Ultimate Fighting Championship is a bit different to most beat 'em ups, in that it's actually based on a real life martial arts tournament (if you can call it that). The game feels rather like the original Tekken (which more or less marks it for success right off the bat), and captures with startling realism the effect you get when you tell two human beings to kick the %$#! out of one another, with very few limitations. The game kicks off in grand style to a pounding Megadeth anthem with a glitzy opening video, and gets better from there on in. The visuals are, as I've said, extraordinarily detailed - the faces are actually modelled on their real-life counterparts, and offer a practically faultless replica. At the opening of each bout, the fighters approach the ring in spectacular style, WWF-style to standing ovations and musical rip-roaring in the background. The crowd that cheers them on is one of the most impressive visual aspects of the game too - you can clearly see the spectators' faces, what they're doing, hear their jeering and yelling - it's incredibly atmospheric. After the exciting walk to the octagon where the battle takes place, the fighters measure up to one another, before embarking upon a furious rampage that can last anywhere from a matter of seconds to a quarter of an hour. The fighters' bodies glisten with sweat as they thump one another repeatedly, and as the fights wear on, they pant and look noticeably more haggard than they did at the start. Bruises start to manifest themselves, and blood splatters all over the shop as teeth come loose and lips split.
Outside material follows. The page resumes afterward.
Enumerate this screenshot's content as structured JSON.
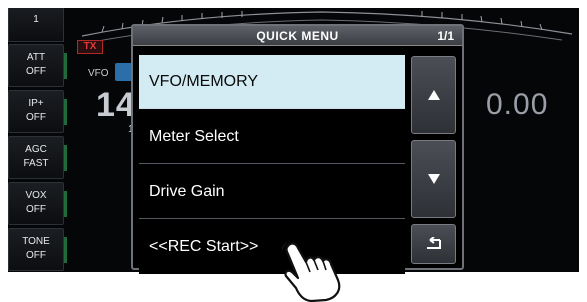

I said the game played similarly to Tekken; well that was a lie, it's nigh on identical at times. There are a lot of tweaks to make it more realistic, and since this is real-life fighting we're talking about, the emphasis is more on the up-close-and-personal, with holds and grapples being the order of the day. The learning curve is pretty insignificant too, and with a bit of manual-juggling you can be up, running and capable of some vicious butchery within a few minutes. Jumping into the thick of things is quite simple in itself, but the game is by no means easy for it. You will have to fight hard to win bouts, and as you play more and more it becomes obvious just how deep the game actually is - it could take months of play before you have mastered each of the games 3000 or so moves and variations. That's part and parcel of UFC's attraction, though. Every fighter - and I do mean every - offers something new in the way of technique. You'll spot just about every move or martial arts trick you've seen come out of Hollywood, with punches, kicks, throws, leg-breakers, submission holds and far, far more than I could ever list here. For a game that's so heavily reliant on speed and purity of execution, a control system that matches both of those qualities is important, and surprise, surprise, players of UFC have just such a system at their behest. Every button has a function or two in certain situations, and the combination moves look just as hard to pull off on-screen as they do on your pad! Before long though you will have taught your fingers how to pull off the most bizarre of bone-crunchers that are available to you, and crunch bones you most certainly will in the process. Did they invent a sure-fire cure to RSI yet?
Well it's the spice of life, isn't it? UFC certainly thinks so. Aside from the aforementioned Single Match mode, there are training options so that newbies can get a good grounding against dummies and test themselves in exhibition matches. Of course there is a basic "UFC" mode, as well as a "Championship Road" option so that you can compete for prizes and secret extras. Oh, and breaking away slightly from the whole realism effect, the big boss man at the end of the road is a seven foot monster of a man decked out in Silver, called Ultiman, no less! He caught me by surprise and no mistake - I thought the rest of the field were tough to dispense with, but Ultiman is on another level entirely. UFC also sports a fully featured "Career" mode that lets you invent your own fighter and pit him against the perils of the Ultimate Fighting Championship. You can give him his own fighting style, his own counters, everything, even his own voice! Depending on your progress elsewhere, more options for customisation will be offered as well. Although pretty exhaustive, I was a bit upset that I couldn't alter the size or colour of my fighter. I was hoping to create some sort of Incredible Hulk look-alike, but it wasn't to be. All sorts of challenges are available for your fighter though, and this particular mode certainly adds a lot to the game, and occupied me for the bulk of my time with it.
Making up the rest of the game are the rocking soundtrack, which we hinted at near the start of the review, and of course the multiplayer modes. Playing against your friends in all sorts of tournament configurations (mostly through hot-seating) is extremely good fun, and far more exciting than versus modes have become in the likes of Street Fighter. If your neighbourhood boasts a tight circle of Dreamcast playing friends like mine does, you will be plucking bits of shattered skull out of your teeth for weeks! The sheer quantity of fighting styles and options means that two friends can develop completely alternative fighting approaches and still win, whereas in other games players learn in parallel. Ultimately, UFC is the best fighting game I've had the pleasure of playing this year, and yes, I do denounce titles like the exceptional Street Fighter Alpha 3 and Dead or Alive 2 to make that statement. It's often difficult to find reasons to recommend yet another fighting title, but UFC is so different to anything else on the market that it's not funny.
Better than the original Tekken, more entertaining than the shelves of fantasy fighters out there and a darn sight more approachable to boot. Everything you could want in a fighting game on the Dreamcast.